But location also made a difference. Black patients in U.S. regions that spent the least amount on end-of-life treatments were twice as likely to be referred to hospice as Blacks living in high-spending regions (24 percent versus 12 percent) and nearly three times as likely to elect to end life-saving dialysis (27 percent versus 11 percent).
Those patterns may reflect more aggressive healthcare in general in high Medicare spending regions or it could result from patient preferences, Thomas said.
Urban regions with large hospitals tend to have the highest end-of-life Medicare spending, according to data from the Dartmouth Atlas of Health Care, which maps out healthcare spending patterns across the U.S.
According to Dr. Thomas, "There are clear differences between the choices that Black and White patients make at end of life. Black patients seem to make choices more consistent with more aggressive care at end-of-life when compared to White patients. The degree of these differences in choices seems to relate to where Black and White patients live in the country. Possible explanations for these findings likely relate to patient preferences based on cultural beliefs, as well as regional medical practices."
Experts also noted that higher spending doesn't mean patients are getting the best care, but could reflect treatment intensity.
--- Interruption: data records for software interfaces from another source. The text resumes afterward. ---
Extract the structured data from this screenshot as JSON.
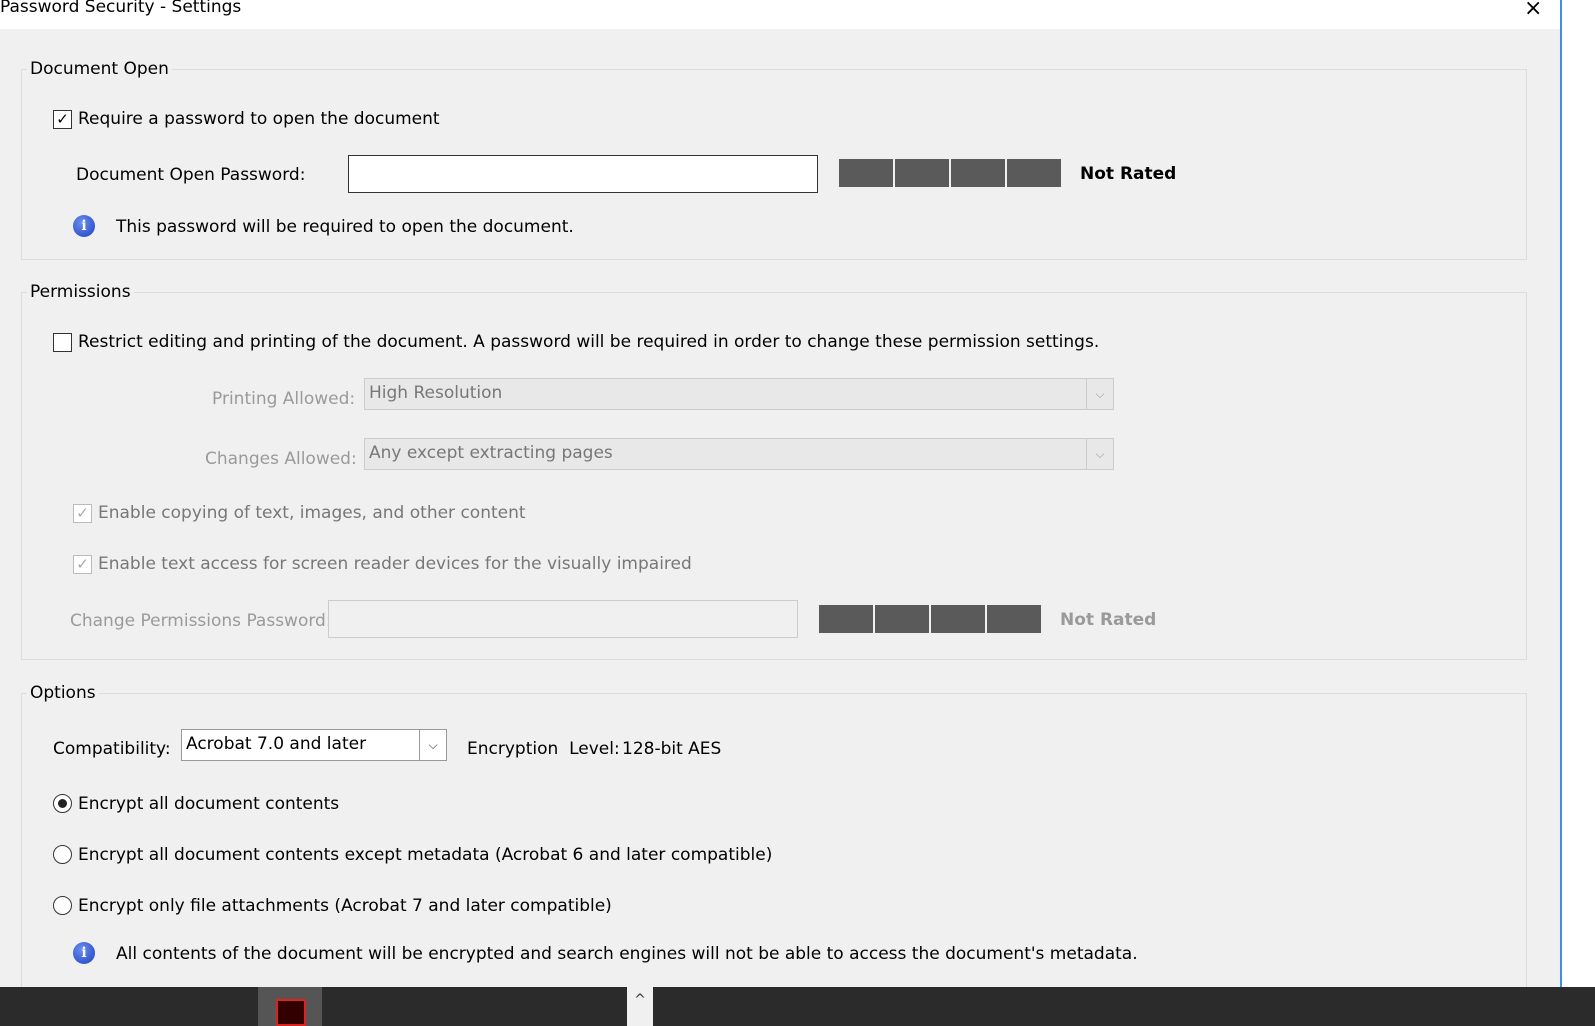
{
  "window": {
    "title": "Password Security - Settings",
    "close": "×"
  },
  "document_open": {
    "legend": "Document Open",
    "require_label": "Require a password to open the document",
    "require_checked": true,
    "password_label": "Document Open Password:",
    "password_value": "",
    "rating": "Not Rated",
    "info": "This password will be required to open the document."
  },
  "permissions": {
    "legend": "Permissions",
    "restrict_label": "Restrict editing and printing of the document. A password will be required in order to change these permission settings.",
    "restrict_checked": false,
    "printing_label": "Printing Allowed:",
    "printing_value": "High Resolution",
    "changes_label": "Changes Allowed:",
    "changes_value": "Any except extracting pages",
    "copy_label": "Enable copying of text, images, and other content",
    "screen_reader_label": "Enable text access for screen reader devices for the visually impaired",
    "password_label": "Change Permissions Password:",
    "rating": "Not Rated"
  },
  "options": {
    "legend": "Options",
    "compat_label": "Compatibility:",
    "compat_value": "Acrobat 7.0 and later",
    "enc_label": "Encryption  Level:",
    "enc_value": "128-bit AES",
    "radio1": "Encrypt all document contents",
    "radio2": "Encrypt all document contents except metadata (Acrobat 6 and later compatible)",
    "radio3": "Encrypt only file attachments (Acrobat 7 and later compatible)",
    "info": "All contents of the document will be encrypted and search engines will not be able to access the document's metadata."
  },
  "icons": {
    "check": "✓",
    "chevron": "⌵",
    "info": "i",
    "up": "^"
  }
}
"This study, because it's using medical data rather than actually interviewing the patients themselves, doesn't tell us whether the obstacle is coming from the side of the doctor or the patient," said Deborah Carr, sociology professor in the Institute for Health, Health Care Policy & Aging Research at Rutgers University, who studies the issue. "On average Blacks compared to Whites have a greater desire for treatments," Carr told Reuters Health.